» **PROMPT**
Only the pictures should be left out; write out all other data exactly.

** Opening MATERIALS PROVIDED block **

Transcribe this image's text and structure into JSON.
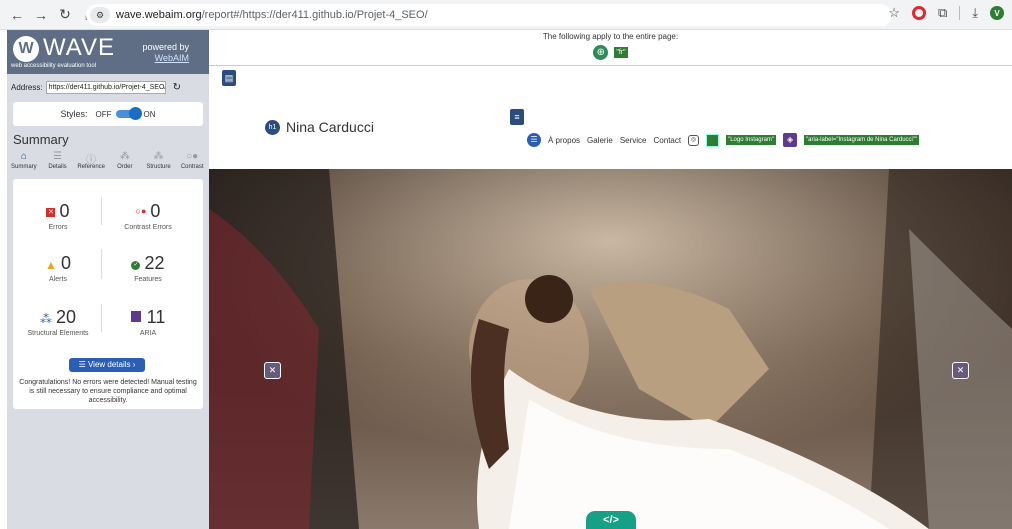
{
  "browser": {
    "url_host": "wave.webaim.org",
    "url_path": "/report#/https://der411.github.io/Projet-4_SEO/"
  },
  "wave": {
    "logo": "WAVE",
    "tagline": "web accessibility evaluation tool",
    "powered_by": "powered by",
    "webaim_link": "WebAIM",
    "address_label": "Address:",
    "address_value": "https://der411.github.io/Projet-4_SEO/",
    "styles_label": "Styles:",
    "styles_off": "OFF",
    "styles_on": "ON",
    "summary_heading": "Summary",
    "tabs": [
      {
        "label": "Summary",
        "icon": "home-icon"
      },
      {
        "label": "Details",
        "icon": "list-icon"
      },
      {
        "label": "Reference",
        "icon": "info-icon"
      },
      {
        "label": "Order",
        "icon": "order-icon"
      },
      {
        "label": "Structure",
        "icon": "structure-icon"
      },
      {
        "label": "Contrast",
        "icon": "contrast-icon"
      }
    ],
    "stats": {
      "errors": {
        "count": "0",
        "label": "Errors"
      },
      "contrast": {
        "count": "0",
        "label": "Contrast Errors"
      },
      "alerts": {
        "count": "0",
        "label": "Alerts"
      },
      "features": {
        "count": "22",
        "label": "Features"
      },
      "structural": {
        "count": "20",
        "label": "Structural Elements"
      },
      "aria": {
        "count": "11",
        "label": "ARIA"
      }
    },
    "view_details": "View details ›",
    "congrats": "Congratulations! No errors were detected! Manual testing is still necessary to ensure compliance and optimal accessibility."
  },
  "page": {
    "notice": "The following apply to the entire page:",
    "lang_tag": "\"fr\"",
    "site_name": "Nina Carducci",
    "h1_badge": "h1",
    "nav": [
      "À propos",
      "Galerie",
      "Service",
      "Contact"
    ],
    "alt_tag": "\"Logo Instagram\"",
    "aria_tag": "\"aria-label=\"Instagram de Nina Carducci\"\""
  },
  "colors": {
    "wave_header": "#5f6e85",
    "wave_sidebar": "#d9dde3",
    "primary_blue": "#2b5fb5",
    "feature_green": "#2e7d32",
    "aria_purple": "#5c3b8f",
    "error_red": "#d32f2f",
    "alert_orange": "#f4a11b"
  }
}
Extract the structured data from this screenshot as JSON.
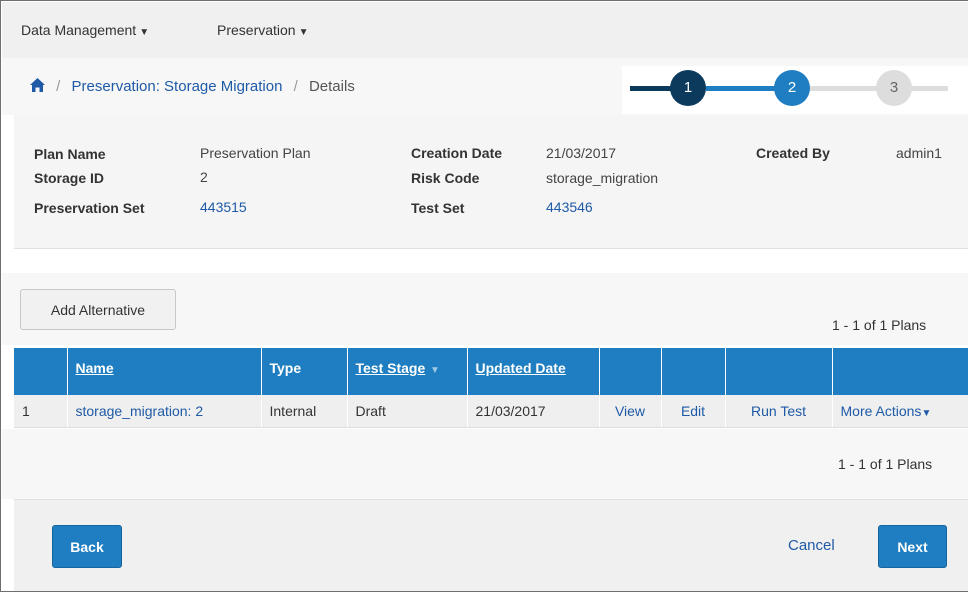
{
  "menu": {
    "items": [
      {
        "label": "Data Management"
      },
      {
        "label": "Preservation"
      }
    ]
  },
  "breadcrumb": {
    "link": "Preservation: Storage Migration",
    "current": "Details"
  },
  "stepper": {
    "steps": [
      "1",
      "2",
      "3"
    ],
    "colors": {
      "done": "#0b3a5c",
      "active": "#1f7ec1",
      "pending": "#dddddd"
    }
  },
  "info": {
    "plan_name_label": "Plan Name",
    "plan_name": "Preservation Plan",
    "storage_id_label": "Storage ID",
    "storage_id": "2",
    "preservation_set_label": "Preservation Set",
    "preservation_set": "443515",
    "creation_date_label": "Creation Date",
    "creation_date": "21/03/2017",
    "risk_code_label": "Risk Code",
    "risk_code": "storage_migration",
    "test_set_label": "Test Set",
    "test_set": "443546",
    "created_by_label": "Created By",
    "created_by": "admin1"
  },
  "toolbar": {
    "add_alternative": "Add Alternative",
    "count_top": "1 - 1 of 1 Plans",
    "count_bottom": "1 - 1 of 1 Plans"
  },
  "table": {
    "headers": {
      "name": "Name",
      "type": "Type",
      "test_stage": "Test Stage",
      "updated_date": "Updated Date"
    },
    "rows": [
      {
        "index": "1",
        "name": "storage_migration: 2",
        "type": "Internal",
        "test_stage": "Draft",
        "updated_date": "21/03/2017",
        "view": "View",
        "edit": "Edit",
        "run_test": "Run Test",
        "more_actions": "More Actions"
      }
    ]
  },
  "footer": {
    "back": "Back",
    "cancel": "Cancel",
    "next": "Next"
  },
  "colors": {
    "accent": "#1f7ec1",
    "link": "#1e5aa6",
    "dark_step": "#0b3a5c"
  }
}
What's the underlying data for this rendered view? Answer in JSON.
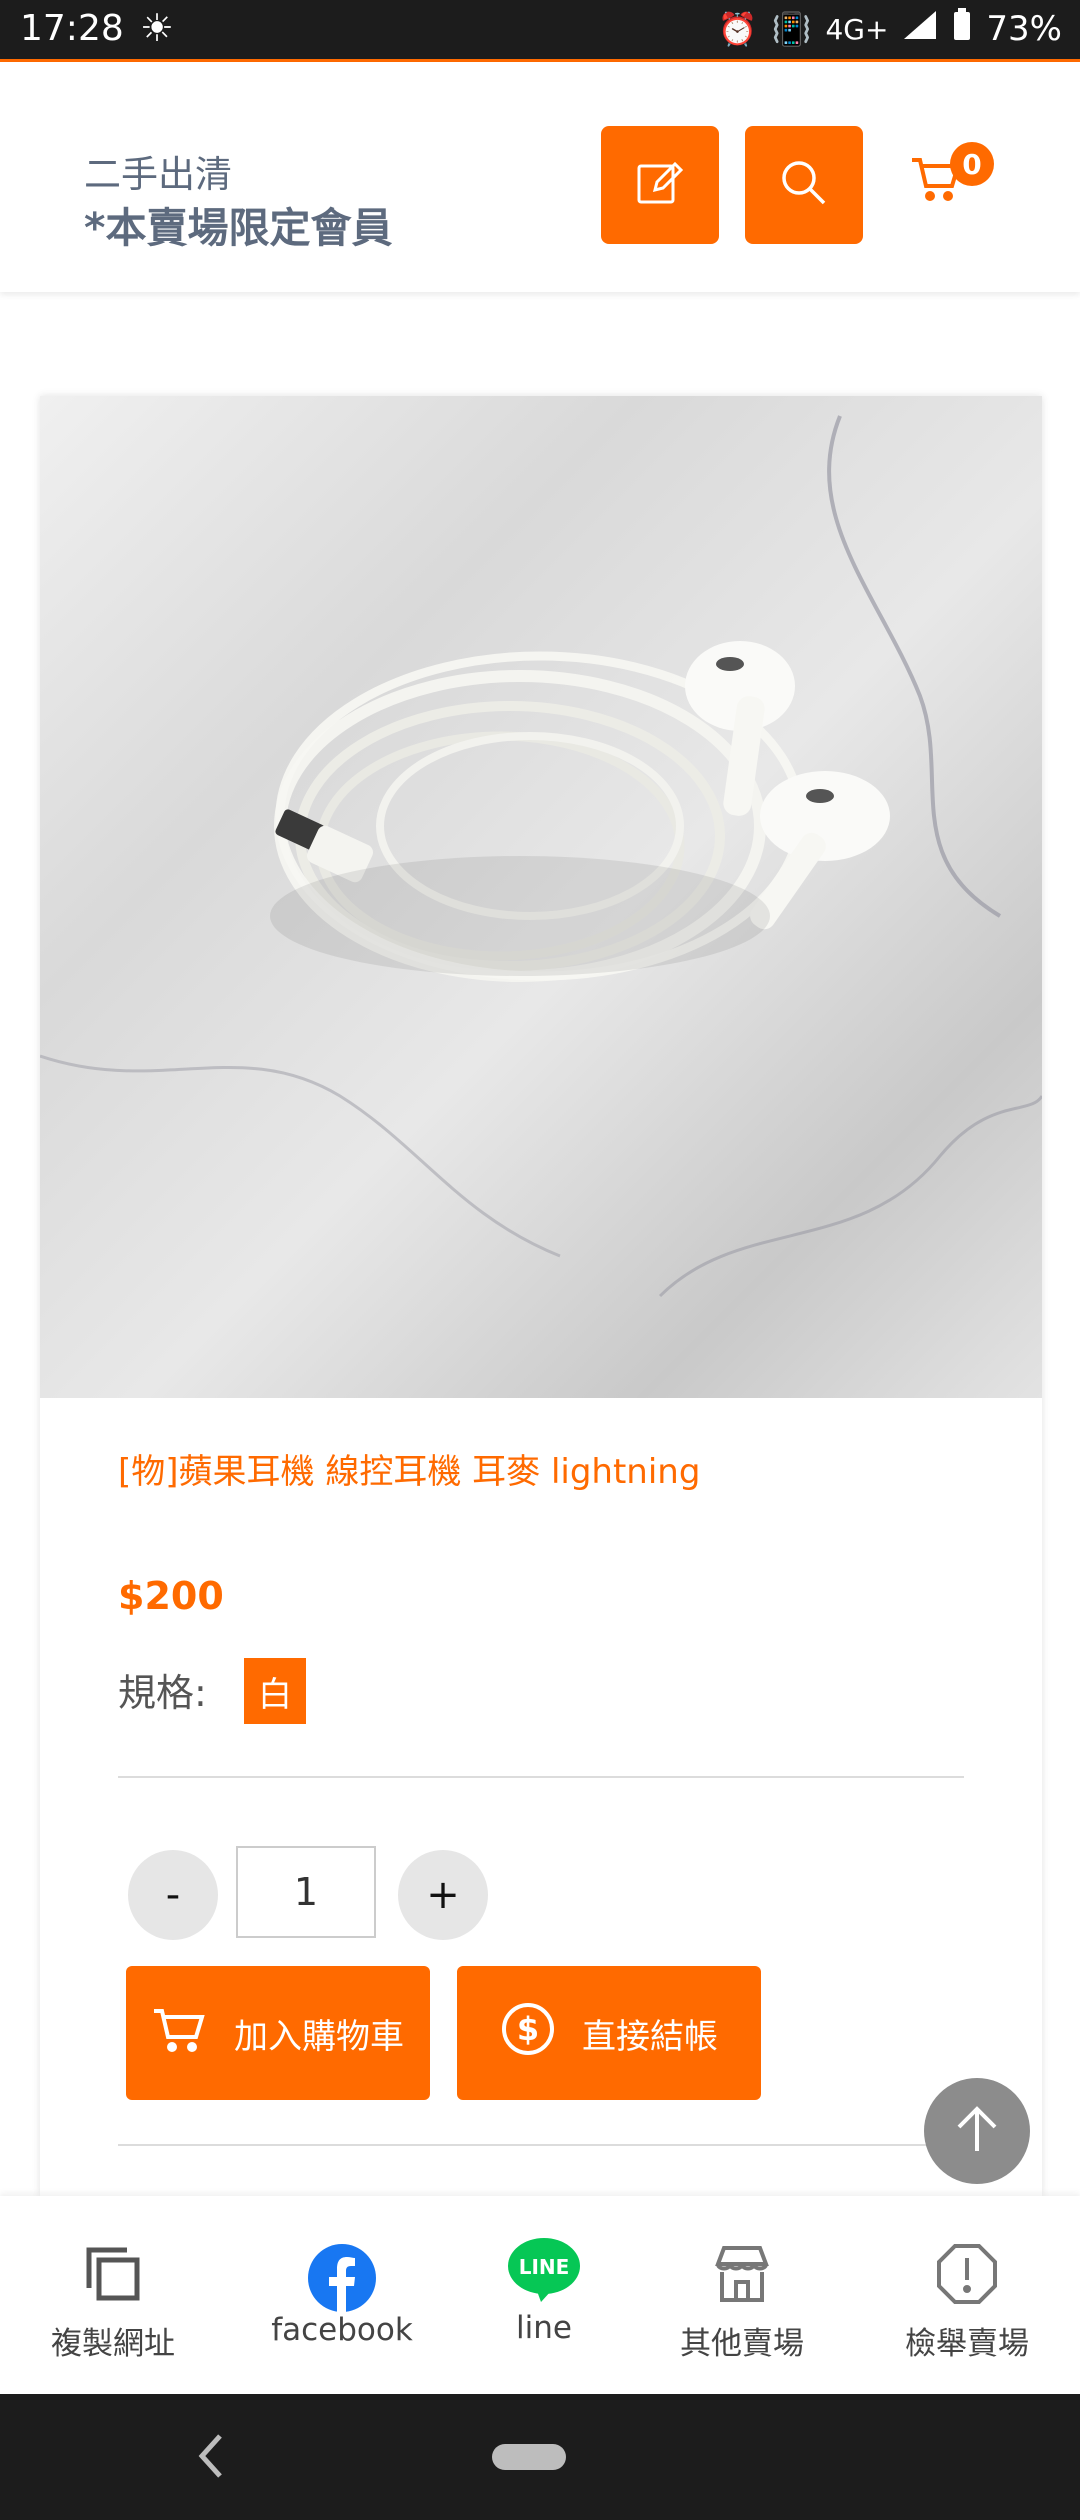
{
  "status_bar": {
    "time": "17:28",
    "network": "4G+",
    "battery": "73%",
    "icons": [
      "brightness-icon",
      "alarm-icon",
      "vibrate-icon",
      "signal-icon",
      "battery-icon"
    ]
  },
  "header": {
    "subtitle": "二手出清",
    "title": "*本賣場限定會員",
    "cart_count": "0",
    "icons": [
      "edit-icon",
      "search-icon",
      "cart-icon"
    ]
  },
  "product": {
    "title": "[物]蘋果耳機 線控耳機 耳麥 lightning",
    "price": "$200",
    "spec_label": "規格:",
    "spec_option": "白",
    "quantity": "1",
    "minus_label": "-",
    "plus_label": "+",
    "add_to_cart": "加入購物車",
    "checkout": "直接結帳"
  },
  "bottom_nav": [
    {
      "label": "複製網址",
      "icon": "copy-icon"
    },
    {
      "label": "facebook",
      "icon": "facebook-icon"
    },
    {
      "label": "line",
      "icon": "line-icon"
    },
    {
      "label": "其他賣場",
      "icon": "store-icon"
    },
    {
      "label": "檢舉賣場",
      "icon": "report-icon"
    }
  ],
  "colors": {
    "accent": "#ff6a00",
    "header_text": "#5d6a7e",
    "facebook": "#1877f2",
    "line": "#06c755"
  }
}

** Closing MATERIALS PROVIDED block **

» **SOLUTION TO THIS PROBLEM**
Transcribe this image's text and structure into JSON.
{
  "browser": {
    "url_host": "wave.webaim.org",
    "url_path": "/report#/https://der411.github.io/Projet-4_SEO/"
  },
  "wave": {
    "logo": "WAVE",
    "tagline": "web accessibility evaluation tool",
    "powered_by": "powered by",
    "webaim_link": "WebAIM",
    "address_label": "Address:",
    "address_value": "https://der411.github.io/Projet-4_SEO/",
    "styles_label": "Styles:",
    "styles_off": "OFF",
    "styles_on": "ON",
    "summary_heading": "Summary",
    "tabs": [
      {
        "label": "Summary",
        "icon": "home-icon"
      },
      {
        "label": "Details",
        "icon": "list-icon"
      },
      {
        "label": "Reference",
        "icon": "info-icon"
      },
      {
        "label": "Order",
        "icon": "order-icon"
      },
      {
        "label": "Structure",
        "icon": "structure-icon"
      },
      {
        "label": "Contrast",
        "icon": "contrast-icon"
      }
    ],
    "stats": {
      "errors": {
        "count": "0",
        "label": "Errors"
      },
      "contrast": {
        "count": "0",
        "label": "Contrast Errors"
      },
      "alerts": {
        "count": "0",
        "label": "Alerts"
      },
      "features": {
        "count": "22",
        "label": "Features"
      },
      "structural": {
        "count": "20",
        "label": "Structural Elements"
      },
      "aria": {
        "count": "11",
        "label": "ARIA"
      }
    },
    "view_details": "View details ›",
    "congrats": "Congratulations! No errors were detected! Manual testing is still necessary to ensure compliance and optimal accessibility."
  },
  "page": {
    "notice": "The following apply to the entire page:",
    "lang_tag": "\"fr\"",
    "site_name": "Nina Carducci",
    "h1_badge": "h1",
    "nav": [
      "À propos",
      "Galerie",
      "Service",
      "Contact"
    ],
    "alt_tag": "\"Logo Instagram\"",
    "aria_tag": "\"aria-label=\"Instagram de Nina Carducci\"\""
  },
  "colors": {
    "wave_header": "#5f6e85",
    "wave_sidebar": "#d9dde3",
    "primary_blue": "#2b5fb5",
    "feature_green": "#2e7d32",
    "aria_purple": "#5c3b8f",
    "error_red": "#d32f2f",
    "alert_orange": "#f4a11b"
  }
}
Extract the structured data from this screenshot as JSON.
{
  "menu": {
    "items": [
      {
        "label": "Data Management"
      },
      {
        "label": "Preservation"
      }
    ]
  },
  "breadcrumb": {
    "link": "Preservation: Storage Migration",
    "current": "Details"
  },
  "stepper": {
    "steps": [
      "1",
      "2",
      "3"
    ],
    "colors": {
      "done": "#0b3a5c",
      "active": "#1f7ec1",
      "pending": "#dddddd"
    }
  },
  "info": {
    "plan_name_label": "Plan Name",
    "plan_name": "Preservation Plan",
    "storage_id_label": "Storage ID",
    "storage_id": "2",
    "preservation_set_label": "Preservation Set",
    "preservation_set": "443515",
    "creation_date_label": "Creation Date",
    "creation_date": "21/03/2017",
    "risk_code_label": "Risk Code",
    "risk_code": "storage_migration",
    "test_set_label": "Test Set",
    "test_set": "443546",
    "created_by_label": "Created By",
    "created_by": "admin1"
  },
  "toolbar": {
    "add_alternative": "Add Alternative",
    "count_top": "1 - 1 of 1 Plans",
    "count_bottom": "1 - 1 of 1 Plans"
  },
  "table": {
    "headers": {
      "name": "Name",
      "type": "Type",
      "test_stage": "Test Stage",
      "updated_date": "Updated Date"
    },
    "rows": [
      {
        "index": "1",
        "name": "storage_migration: 2",
        "type": "Internal",
        "test_stage": "Draft",
        "updated_date": "21/03/2017",
        "view": "View",
        "edit": "Edit",
        "run_test": "Run Test",
        "more_actions": "More Actions"
      }
    ]
  },
  "footer": {
    "back": "Back",
    "cancel": "Cancel",
    "next": "Next"
  },
  "colors": {
    "accent": "#1f7ec1",
    "link": "#1e5aa6",
    "dark_step": "#0b3a5c"
  }
}
What's the underlying data for this rendered view? Answer in JSON.
{
  "status_bar": {
    "time": "17:28",
    "network": "4G+",
    "battery": "73%",
    "icons": [
      "brightness-icon",
      "alarm-icon",
      "vibrate-icon",
      "signal-icon",
      "battery-icon"
    ]
  },
  "header": {
    "subtitle": "二手出清",
    "title": "*本賣場限定會員",
    "cart_count": "0",
    "icons": [
      "edit-icon",
      "search-icon",
      "cart-icon"
    ]
  },
  "product": {
    "title": "[物]蘋果耳機 線控耳機 耳麥 lightning",
    "price": "$200",
    "spec_label": "規格:",
    "spec_option": "白",
    "quantity": "1",
    "minus_label": "-",
    "plus_label": "+",
    "add_to_cart": "加入購物車",
    "checkout": "直接結帳"
  },
  "bottom_nav": [
    {
      "label": "複製網址",
      "icon": "copy-icon"
    },
    {
      "label": "facebook",
      "icon": "facebook-icon"
    },
    {
      "label": "line",
      "icon": "line-icon"
    },
    {
      "label": "其他賣場",
      "icon": "store-icon"
    },
    {
      "label": "檢舉賣場",
      "icon": "report-icon"
    }
  ],
  "colors": {
    "accent": "#ff6a00",
    "header_text": "#5d6a7e",
    "facebook": "#1877f2",
    "line": "#06c755"
  }
}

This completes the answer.